Component data from apps and pages:
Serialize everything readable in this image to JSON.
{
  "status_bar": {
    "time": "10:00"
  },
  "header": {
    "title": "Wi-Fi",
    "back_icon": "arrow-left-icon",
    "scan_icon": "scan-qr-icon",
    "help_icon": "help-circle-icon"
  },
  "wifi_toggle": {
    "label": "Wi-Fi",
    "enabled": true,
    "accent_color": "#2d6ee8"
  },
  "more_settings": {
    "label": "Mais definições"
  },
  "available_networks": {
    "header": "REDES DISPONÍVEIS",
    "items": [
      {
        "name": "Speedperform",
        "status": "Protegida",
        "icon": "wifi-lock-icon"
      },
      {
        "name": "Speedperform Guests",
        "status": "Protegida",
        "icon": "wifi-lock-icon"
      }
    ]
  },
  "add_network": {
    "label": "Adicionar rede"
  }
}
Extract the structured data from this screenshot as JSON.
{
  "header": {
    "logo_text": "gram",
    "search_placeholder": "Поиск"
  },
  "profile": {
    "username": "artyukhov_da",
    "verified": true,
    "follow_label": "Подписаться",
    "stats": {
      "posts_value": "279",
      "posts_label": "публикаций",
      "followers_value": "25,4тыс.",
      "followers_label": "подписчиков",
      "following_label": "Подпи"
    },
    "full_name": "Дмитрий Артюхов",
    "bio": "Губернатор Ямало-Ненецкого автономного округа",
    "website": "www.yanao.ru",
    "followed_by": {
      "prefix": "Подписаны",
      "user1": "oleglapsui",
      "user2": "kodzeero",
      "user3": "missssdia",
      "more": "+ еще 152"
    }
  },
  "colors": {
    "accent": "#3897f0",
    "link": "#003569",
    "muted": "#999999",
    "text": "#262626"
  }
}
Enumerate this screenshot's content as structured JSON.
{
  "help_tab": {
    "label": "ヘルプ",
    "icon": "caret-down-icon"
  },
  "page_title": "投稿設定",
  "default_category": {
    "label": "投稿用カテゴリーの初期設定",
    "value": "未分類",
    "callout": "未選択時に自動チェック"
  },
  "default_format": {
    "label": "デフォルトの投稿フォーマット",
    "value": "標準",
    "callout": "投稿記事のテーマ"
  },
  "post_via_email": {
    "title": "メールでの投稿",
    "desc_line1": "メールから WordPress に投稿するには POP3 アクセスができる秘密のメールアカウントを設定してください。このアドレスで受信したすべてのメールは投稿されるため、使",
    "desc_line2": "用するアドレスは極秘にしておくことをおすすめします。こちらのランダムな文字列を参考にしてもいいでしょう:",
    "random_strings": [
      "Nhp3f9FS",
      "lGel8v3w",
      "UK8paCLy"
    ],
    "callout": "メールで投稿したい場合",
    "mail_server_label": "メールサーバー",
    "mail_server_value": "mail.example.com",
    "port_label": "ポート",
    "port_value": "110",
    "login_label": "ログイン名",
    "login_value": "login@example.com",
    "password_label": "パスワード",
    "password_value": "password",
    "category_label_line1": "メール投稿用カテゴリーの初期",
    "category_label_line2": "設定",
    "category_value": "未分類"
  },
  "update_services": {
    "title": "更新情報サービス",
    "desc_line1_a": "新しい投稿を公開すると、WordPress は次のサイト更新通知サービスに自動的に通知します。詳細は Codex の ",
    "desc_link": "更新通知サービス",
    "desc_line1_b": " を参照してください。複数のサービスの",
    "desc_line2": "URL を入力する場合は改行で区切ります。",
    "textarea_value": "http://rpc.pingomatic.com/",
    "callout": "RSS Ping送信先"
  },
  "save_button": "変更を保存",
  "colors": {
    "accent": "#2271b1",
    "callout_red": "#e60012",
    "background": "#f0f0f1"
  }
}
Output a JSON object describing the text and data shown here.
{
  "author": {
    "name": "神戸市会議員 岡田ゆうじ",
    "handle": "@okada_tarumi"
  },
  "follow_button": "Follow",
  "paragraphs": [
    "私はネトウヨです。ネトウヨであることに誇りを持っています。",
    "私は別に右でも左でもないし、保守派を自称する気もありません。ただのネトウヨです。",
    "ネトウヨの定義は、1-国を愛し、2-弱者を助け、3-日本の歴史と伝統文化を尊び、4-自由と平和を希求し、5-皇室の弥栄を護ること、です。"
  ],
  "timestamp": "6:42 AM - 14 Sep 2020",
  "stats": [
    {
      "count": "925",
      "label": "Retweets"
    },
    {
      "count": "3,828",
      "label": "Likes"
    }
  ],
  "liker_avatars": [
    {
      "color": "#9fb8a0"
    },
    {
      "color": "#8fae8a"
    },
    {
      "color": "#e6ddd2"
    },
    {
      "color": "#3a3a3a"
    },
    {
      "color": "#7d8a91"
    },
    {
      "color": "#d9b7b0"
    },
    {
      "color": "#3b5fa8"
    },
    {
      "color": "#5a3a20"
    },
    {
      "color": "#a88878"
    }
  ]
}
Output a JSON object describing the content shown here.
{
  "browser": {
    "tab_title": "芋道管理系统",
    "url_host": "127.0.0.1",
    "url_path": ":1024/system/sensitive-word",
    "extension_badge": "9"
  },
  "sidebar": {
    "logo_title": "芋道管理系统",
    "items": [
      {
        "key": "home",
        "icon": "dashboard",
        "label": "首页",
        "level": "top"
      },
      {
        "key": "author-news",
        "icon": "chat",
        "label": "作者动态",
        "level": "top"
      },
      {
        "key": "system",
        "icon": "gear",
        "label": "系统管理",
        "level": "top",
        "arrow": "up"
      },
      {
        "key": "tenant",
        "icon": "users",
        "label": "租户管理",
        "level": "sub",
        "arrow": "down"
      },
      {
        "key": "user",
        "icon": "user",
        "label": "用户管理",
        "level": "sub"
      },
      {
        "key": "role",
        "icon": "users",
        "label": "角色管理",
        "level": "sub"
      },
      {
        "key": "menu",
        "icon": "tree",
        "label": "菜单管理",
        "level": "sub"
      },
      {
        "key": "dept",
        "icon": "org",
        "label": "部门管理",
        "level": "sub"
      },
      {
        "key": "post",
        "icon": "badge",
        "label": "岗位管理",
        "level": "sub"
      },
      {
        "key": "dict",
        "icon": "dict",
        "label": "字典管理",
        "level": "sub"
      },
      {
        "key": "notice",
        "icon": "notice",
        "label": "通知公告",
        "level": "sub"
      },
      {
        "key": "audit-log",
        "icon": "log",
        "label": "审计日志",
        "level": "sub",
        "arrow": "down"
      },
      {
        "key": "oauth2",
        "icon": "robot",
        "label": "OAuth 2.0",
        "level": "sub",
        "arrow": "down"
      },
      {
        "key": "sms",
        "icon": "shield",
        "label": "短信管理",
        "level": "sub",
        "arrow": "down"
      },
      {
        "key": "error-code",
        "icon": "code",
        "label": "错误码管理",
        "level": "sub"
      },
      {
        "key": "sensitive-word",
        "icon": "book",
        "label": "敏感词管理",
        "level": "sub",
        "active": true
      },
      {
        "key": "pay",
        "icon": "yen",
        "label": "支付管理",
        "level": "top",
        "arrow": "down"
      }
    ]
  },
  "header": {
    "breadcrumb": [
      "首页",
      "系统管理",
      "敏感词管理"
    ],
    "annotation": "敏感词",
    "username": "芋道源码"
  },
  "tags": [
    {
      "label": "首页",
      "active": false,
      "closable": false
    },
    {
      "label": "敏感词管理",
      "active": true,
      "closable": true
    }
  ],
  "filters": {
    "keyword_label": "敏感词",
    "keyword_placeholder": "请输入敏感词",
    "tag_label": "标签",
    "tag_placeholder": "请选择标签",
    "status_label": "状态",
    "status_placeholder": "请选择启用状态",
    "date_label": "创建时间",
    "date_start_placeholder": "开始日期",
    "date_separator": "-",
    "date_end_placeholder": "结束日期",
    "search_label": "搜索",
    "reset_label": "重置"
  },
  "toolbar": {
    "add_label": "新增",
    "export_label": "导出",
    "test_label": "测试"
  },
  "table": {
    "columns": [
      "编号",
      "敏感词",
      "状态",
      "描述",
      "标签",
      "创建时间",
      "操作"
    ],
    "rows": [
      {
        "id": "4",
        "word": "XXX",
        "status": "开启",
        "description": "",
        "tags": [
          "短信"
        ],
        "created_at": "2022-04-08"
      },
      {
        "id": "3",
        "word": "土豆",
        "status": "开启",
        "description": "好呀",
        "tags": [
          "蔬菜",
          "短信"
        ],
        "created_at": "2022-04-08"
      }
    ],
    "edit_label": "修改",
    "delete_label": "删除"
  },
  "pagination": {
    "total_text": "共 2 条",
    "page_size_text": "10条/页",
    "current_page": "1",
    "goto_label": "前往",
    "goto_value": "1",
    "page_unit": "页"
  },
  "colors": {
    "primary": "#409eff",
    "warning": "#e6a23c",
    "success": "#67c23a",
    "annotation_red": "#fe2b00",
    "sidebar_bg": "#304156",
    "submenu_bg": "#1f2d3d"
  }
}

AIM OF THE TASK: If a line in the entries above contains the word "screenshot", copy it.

RESPONSE TO THIS EXERCISE:
Extract the structured data from this screenshot as JSON.
Enumerate this screenshot's content as structured JSON.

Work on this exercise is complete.